Arbre Aventure in Les Houches is another adventure playground which also has sections for younger children – Kid Adventure, the main section Arbre Aventure and Tyrolienne Adventure – a course of ziplines through the forest.
For younger children (under 11) the Paradis Des Praz is just a short walk from the chalet.
This little chalet has barbecue lunches most days in summer and a wonderful play area, free for customers. The river flows into a lovely shallow pool under the pine trees, and there are forts, bridges and ropes. Pony rides are also available for a small cost. There are plenty of easy walks and bicycle rides surrounding this beautiful spot.
The Parc de Merlet is a 20 hectare park where you can see mountain fauna like Marmots and Ibex in their natural habitat. It’s a lovely place for children to see the animals. Allow about two hours for the park – it also has a pleasant restaurant with beautiful views.
The enormous spiral water slide of the town swimming pool is a perennial favourite. There are five pools: a 25m indoor, 50m outdoor, an indoor and outdoor kids play pool with jacuzzis, water fountains, slides etc and a babies pool.
You can also swim in nearby Lac Passy – surrounded by mountains, this lake has a sandy beaches and places to barbecue. You can also windsurf here, as well as sailing a flotilla of miniature ferries around! Various boats are available for hire and there is a large enclosed play area with floating toys.
The Gaillands (map here) is the perfect place for families to climb – stunning views both from the climbs and around the lake, a pleasant cafe, and bolted routes ranging from 3a to 7b in grade (you can almost walk up a 3a route). Evolution 2 offer courses for children and families, and, most importantly, some great photo opportunities with Mont Blanc towering in the background! Here’s a good blog post, aimed at experienced climbers with kids but useful for anyone: Climbing with kids.
Beautiful and easy cycling routes are clearly signposted around the (mostly) level valley bottom, through the woods and by the river with sensational views. These are either tracks or very quiet back roads. There are also plenty of easy routes around Les Houches.
Bikes can be hired at plenty of places in Chamonix – the nearest is Echo Base by the Flegere lift. For more specialist bikes such as downhill, I recommend Zero G at the far end of town – they will also hire trailers for babies, fat bikes and electric bikes.

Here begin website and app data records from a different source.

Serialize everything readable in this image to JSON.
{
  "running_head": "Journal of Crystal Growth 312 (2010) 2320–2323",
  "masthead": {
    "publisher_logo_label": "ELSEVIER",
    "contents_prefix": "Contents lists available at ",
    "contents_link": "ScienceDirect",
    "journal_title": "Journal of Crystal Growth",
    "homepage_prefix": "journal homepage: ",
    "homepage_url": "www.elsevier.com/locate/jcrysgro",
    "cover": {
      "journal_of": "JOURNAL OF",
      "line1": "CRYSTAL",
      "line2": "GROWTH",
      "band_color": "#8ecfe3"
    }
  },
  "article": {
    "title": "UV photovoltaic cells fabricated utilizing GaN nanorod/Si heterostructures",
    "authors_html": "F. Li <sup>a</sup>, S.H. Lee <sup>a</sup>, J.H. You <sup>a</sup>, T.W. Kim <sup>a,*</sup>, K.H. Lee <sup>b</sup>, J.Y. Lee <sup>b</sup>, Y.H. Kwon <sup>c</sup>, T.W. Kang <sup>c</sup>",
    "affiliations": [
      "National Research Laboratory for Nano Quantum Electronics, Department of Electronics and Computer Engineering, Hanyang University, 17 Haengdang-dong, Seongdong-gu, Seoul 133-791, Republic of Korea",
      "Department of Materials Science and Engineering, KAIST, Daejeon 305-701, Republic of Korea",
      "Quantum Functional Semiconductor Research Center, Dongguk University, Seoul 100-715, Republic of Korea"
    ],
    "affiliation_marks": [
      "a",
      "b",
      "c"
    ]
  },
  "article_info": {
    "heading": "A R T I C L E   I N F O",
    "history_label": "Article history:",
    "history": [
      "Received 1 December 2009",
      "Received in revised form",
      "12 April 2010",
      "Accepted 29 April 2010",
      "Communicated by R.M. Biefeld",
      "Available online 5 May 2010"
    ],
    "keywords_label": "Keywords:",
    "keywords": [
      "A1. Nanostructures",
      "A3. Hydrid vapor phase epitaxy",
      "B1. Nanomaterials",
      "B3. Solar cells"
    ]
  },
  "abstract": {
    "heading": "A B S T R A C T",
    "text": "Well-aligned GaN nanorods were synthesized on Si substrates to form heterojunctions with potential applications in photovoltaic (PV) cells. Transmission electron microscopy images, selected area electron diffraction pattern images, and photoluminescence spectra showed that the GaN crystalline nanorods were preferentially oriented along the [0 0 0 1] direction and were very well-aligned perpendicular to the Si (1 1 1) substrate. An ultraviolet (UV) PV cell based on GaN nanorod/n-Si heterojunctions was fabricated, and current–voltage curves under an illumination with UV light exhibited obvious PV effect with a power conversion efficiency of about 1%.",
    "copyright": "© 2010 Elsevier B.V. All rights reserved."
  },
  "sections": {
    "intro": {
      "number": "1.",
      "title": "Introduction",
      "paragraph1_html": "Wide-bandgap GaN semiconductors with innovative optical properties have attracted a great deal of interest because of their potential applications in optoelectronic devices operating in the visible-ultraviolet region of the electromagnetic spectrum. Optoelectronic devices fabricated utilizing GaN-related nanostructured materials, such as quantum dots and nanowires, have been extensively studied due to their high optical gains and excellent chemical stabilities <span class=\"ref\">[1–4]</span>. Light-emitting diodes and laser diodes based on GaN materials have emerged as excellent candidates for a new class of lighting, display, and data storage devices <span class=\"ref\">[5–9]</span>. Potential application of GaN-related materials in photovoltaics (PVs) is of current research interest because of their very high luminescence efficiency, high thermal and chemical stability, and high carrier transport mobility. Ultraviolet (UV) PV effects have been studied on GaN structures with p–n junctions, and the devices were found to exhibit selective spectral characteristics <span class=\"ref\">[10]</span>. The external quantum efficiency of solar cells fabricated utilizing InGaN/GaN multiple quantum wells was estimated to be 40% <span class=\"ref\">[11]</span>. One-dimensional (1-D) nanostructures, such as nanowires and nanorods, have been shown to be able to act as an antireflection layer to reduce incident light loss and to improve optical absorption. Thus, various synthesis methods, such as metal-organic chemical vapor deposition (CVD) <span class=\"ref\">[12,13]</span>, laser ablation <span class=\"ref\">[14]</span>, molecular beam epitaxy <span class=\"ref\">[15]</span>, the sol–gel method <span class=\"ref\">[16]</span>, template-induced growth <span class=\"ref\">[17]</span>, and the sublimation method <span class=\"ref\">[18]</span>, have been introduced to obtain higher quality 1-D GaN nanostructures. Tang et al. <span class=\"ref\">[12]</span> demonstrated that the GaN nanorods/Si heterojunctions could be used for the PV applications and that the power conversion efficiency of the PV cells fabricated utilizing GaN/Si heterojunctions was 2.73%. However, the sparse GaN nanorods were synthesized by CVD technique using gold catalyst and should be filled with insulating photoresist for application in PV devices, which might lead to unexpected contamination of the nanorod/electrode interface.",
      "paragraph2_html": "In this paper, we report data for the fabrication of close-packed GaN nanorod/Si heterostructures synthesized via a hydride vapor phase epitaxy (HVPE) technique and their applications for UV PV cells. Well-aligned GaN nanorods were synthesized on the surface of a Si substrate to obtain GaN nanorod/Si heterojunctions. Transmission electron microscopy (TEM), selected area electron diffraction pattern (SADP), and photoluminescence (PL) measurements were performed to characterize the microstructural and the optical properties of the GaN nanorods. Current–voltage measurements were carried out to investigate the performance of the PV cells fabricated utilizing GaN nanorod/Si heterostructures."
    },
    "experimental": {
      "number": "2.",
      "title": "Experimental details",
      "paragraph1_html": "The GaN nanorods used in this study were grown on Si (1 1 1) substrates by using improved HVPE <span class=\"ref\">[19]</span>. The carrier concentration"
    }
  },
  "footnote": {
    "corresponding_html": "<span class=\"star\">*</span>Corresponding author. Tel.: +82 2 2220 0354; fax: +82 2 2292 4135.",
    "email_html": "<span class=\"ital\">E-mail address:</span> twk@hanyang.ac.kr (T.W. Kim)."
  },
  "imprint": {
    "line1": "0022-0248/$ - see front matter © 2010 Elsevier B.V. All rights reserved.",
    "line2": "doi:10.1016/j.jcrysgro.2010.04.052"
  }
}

See our mountain biking section for the steeper stuff.
More family activities
This is just a start! With horse-riding, tennis (indoor and outdoor), squash, white-water rafting, canyoning, hydrospeeding, paintball, an ice rink, mountain railways, cable cars and more, there’s never a shortage of things to do. There’s also a bowling alley and cinema (English language films shown, extra showings if the weather is bad). Older children can even paraglide with Fly Chamonix!
Family friendly restaurants
Chamonix, like most of France, is a very child friendly place, and most restaurants wholeheartedly welcome children. Kids generally like Savoyarde food, with its emphasis on fun ways to eat melted cheese – fondue, raclette and tartiflette are usually big hits. Particularly child-friendly is Le Robinson, in the woods between the chalet and Chamonix, with its huge garden and play area. Pizzas at Le Cremerie du Moulin, which is only 5 minutes from the chalet, are inexpensive and popular. The ‘gingerbread house’ decor of La Caleche in Chamonix is perfect for a bigger night out. The Rhododendrons is another choice in good weather – its terrace, with attached Boules pitch, gives onto the church green, giving room for kids to play whilst you relax.
Chamonix town is at quite a low altitude by mountain standards, at around 1000m. However, it is not recommended to take under-twos above 2000m, and the Aigiulle du Midi (3842m) is not advised for under-fours. It’s a good idea to check with your doctor in case of any contraindications for your family, and also to acclimatise at valley level for a day or so before going to the higher elevations.